— How experimental musician FKA twigs is redefining her artistry: “I used to be a dancer and now I’m a mover and it’s just different.

— The Sundance Film Festival is often a gold rush for deal makers. But that may change after a year of flops and a shorter supply of films without distributors.

— The publisher of “American Dirt” is standing by the polarizing new novel, saying it wants to generate “empathy” for migrants.

NATION-WORLD

—As Chinese officials take unprecedented measures to contain the spread of a new respiratory virus of unknown potency, 33 million people at the epicenter of the coronavirus outbreak are under quarantine and Lunar New Year celebrations around the country have been canceled. In Los Angeles, a traveler who arrived at LAX was taken to a hospital for evaluation. But the World Health Organization says it’s too early to call the outbreak an emergency.

— In a New York courtroom, actress Annabella Sciorra confronted former movie mogul Harvey Weinstein from the witness stand. Her two hours of wrenching testimony marked the first time one of Weinstein’s accusers stared him down in a criminal court.

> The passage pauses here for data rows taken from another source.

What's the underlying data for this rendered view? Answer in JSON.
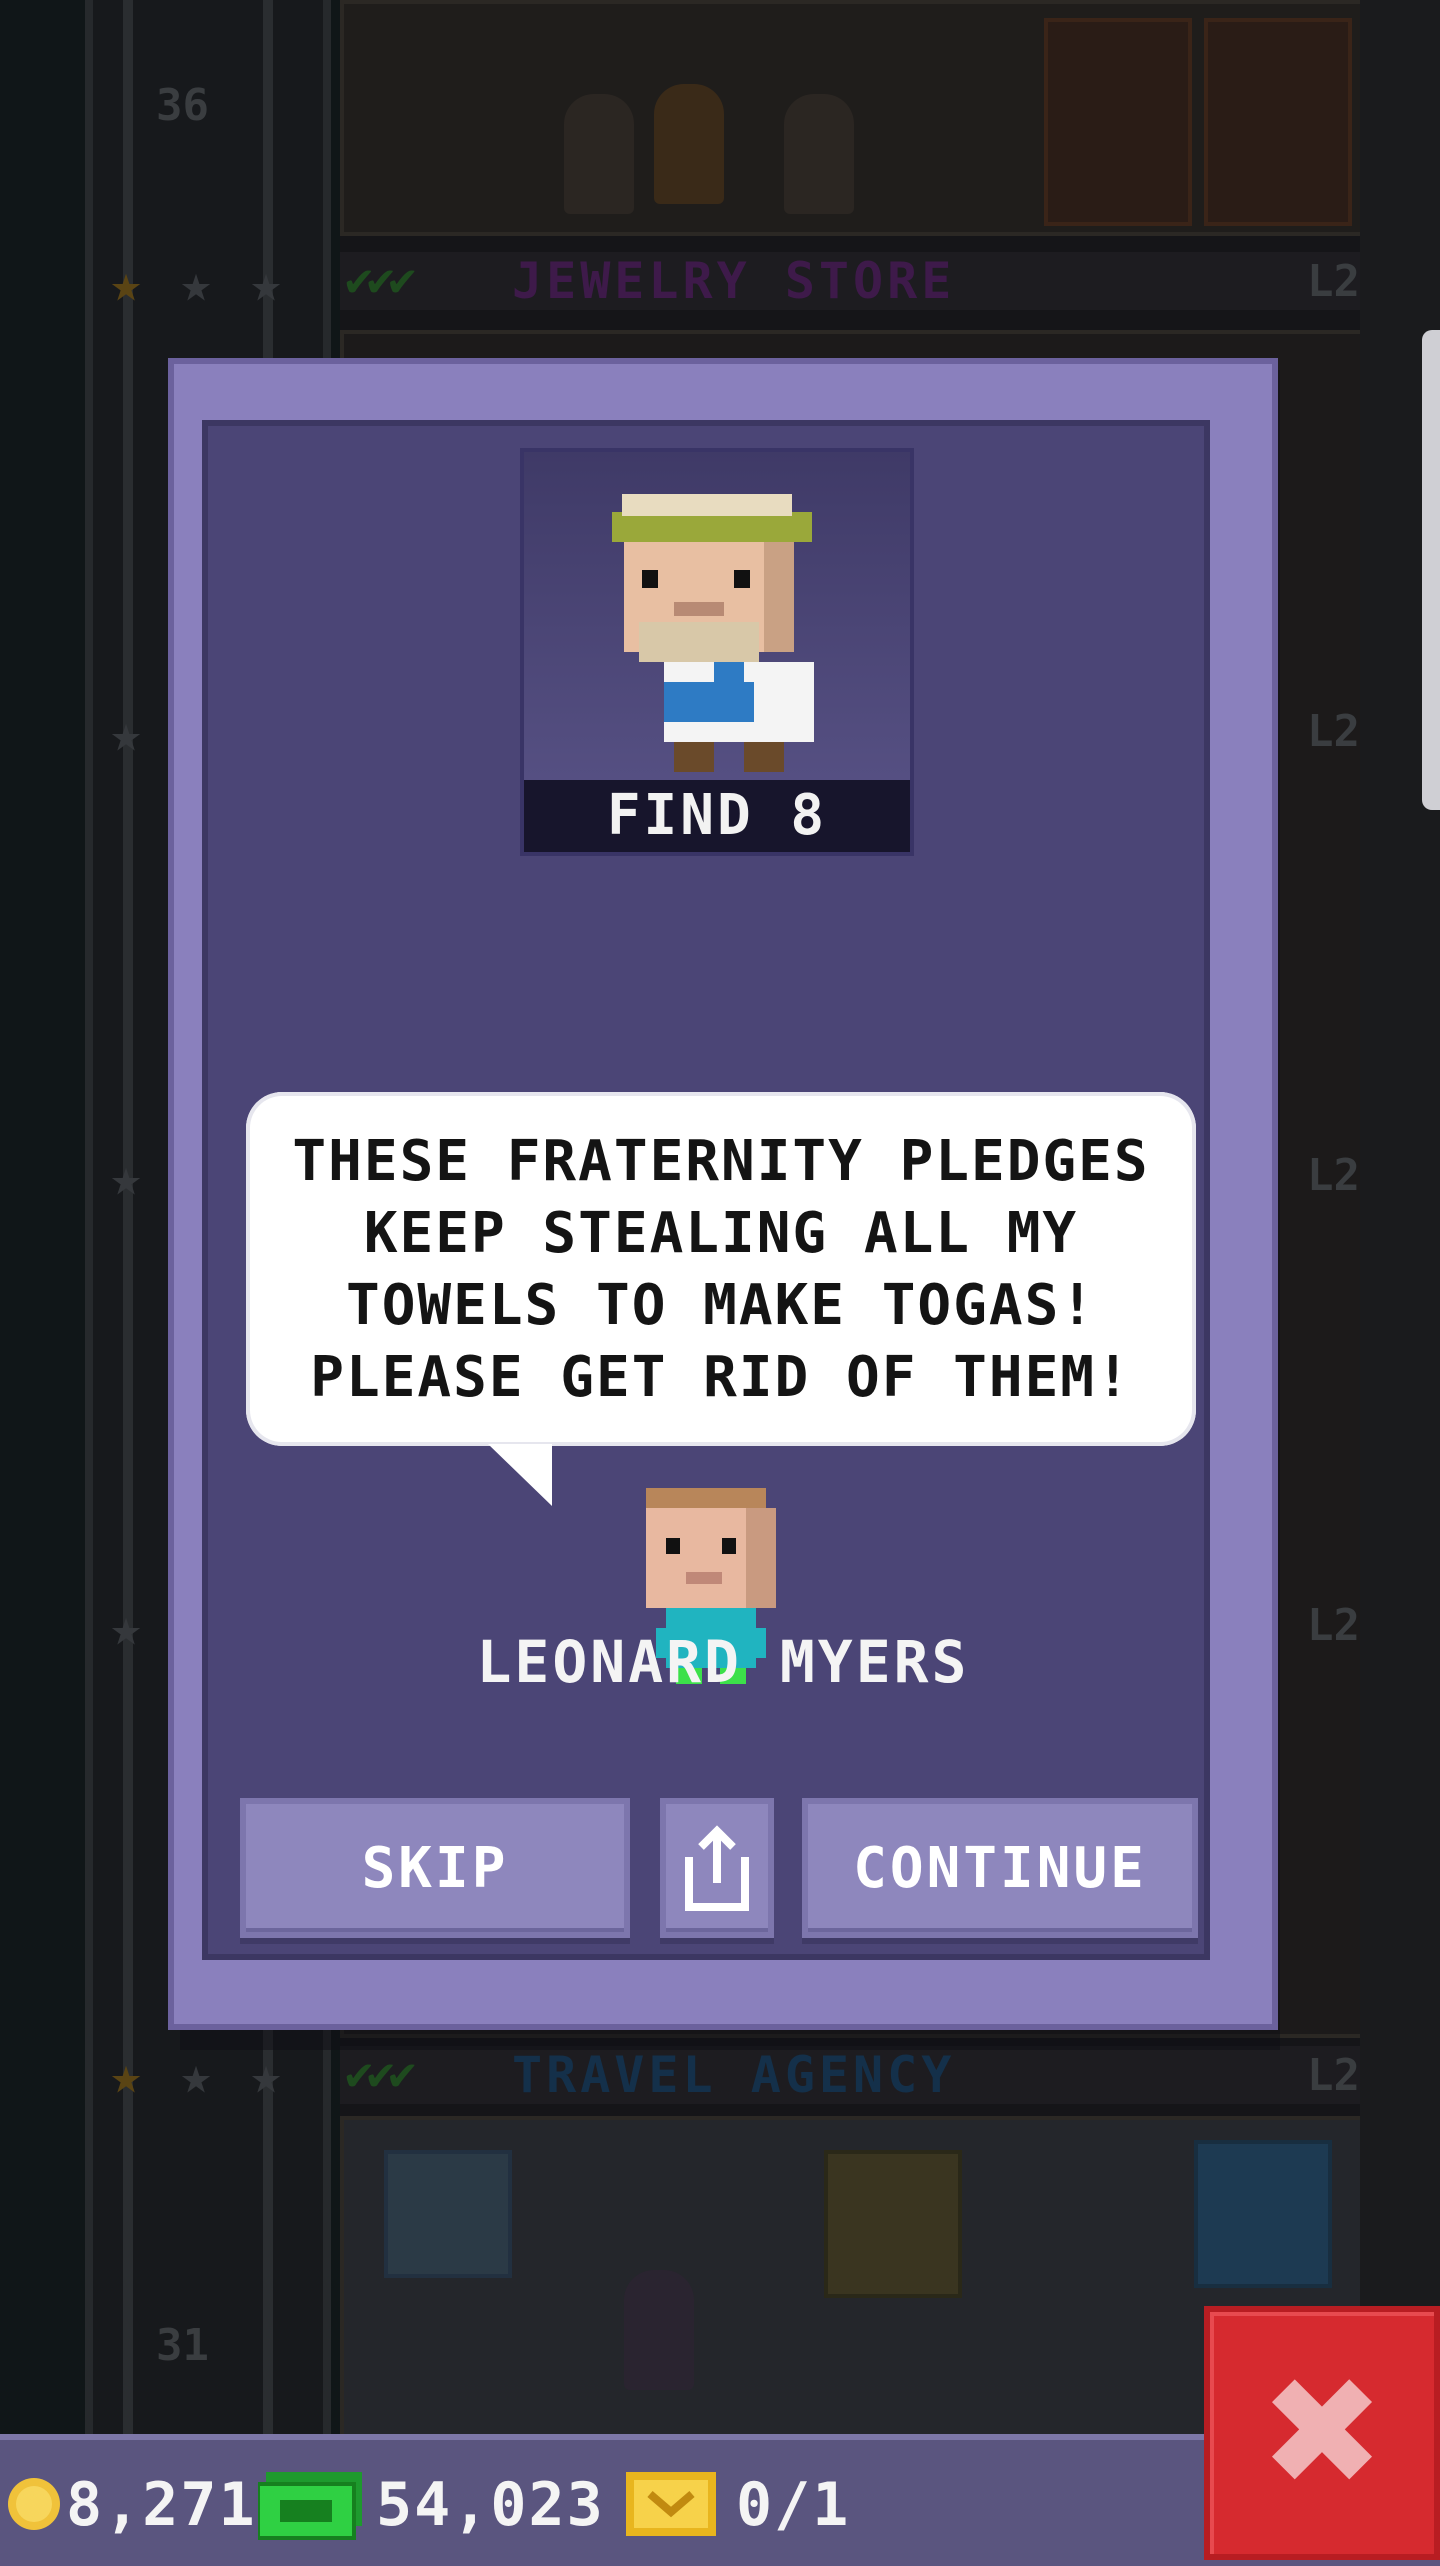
{
  "background": {
    "floors": [
      {
        "number": "36",
        "name": "JEWELRY STORE",
        "level": "L2",
        "checks": "✔✔✔"
      },
      {
        "number": "31",
        "name": "TRAVEL AGENCY",
        "level": "L2",
        "checks": "✔✔✔"
      }
    ],
    "side_levels": [
      "L2",
      "L2",
      "L2"
    ]
  },
  "quest": {
    "find_label": "FIND 8",
    "message_lines": [
      "THESE FRATERNITY PLEDGES",
      "KEEP STEALING ALL MY",
      "TOWELS TO MAKE TOGAS!",
      "PLEASE GET RID OF THEM!"
    ],
    "giver_name": "LEONARD MYERS"
  },
  "buttons": {
    "skip": "SKIP",
    "continue": "CONTINUE",
    "share_icon": "share-icon"
  },
  "hud": {
    "coins": "8,271",
    "bux": "54,023",
    "tickets": "0/1",
    "close_icon": "close-icon"
  },
  "colors": {
    "modal_outer": "#8a80bd",
    "modal_inner": "#4b4576",
    "button": "#8e87bd",
    "close": "#d62a2f",
    "hud": "#5a557f"
  }
}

— Hundreds of Puerto Ricans protested in San Juan, angry over emergency aid that until recently sat unused in a warehouse as recent earthquakes rocked the island.

Bangladesh’s new, purpose-built settlement for some of its 1 million Rohingya Muslim refugees from Myanmar has concrete housing, flood defenses, food warehouses, freshly paved roads, mosques and a solar grid. One problem? It’s in the middle of the ocean. Meanwhile, the United Nations’ top court has ordered Myanmar to take emergency measures to protect the Rohingya from violence.

BUSINESS

— The stockbroker who inspired “The Wolf of Wall Street” served time for securities fraud. Now he’s suing the movie’s production company for fraud, saying he’s been damaged by allegations the movie was bankrolled by money pilfered from a Malaysian investment fund amid the 1MDB scandal.

California unions are expanding, with campaigns for nurses, electricians, animation artists, scooter mechanics and university researchers. But nationally, labor organizing is stagnating.

— Spain and other countries are outperforming the U.S. in attracting high-spending international tourists. Experts say Trump is one reason why.

SPORTS

— Javier “Chicharito” Hernández’s move to MLS represents something — but it’s not retirement, columnist Dylan Hernández writes. What Chicharito abandoned was a very specific goal.

— While you wait for Super Bowl Sunday, here are some bets to make.

OPINION

— L.A.'s Metropolitan Transportation Authority has a ridership problem, the editorial board writes. Would making Metro free for its public school students help?

Cheating in baseball is a problem, but the L.A. City Council’s call to rewrite history isn’t the solution. There’s no way to prove the Dodgers would have won, the editorial board says.

— To Americans watching on TV, impeachment may look less like a democratic spectacle than “a local cable co-op hearing,” Times critic Lorraine Ali writes. “The no-frills production had even the jurors tuning out,” she says. “Trump is on trial, but so is the disappearing American attention span.

WHAT OUR EDITORS ARE READING

— Why do so many TikTok creators film in their bathrooms? It’s the perfect stage for this social media moment. (New York Times)

— Earthworms are usually treated as guardians of the soil. But jumping worms are taking over North American forests. (The Atlantic)

ONLY IN CALIFORNIA

A vineyard in Sonoma County has turned the water of the Russian River into wine, but it’s no miracle. Officials say more than 97,000 gallons of Cabernet Sauvignon spilled from a tank and eventually leaked into the 110-mile tributary flowing into the Pacific Ocean. Now there are concerns about what all that red wine will do to the water quality and the delicate ecosystem, but recent rains may have helped to dilute it.

Comments or ideas? Email us at headlines@latimes.com.


Newsletter
Must-read stories from the L.A. Times

Get all the day's most vital news with our Today's Headlines newsletter, sent every weekday morning.

You may occasionally receive promotional content from the Los Angeles Times.
Advertisement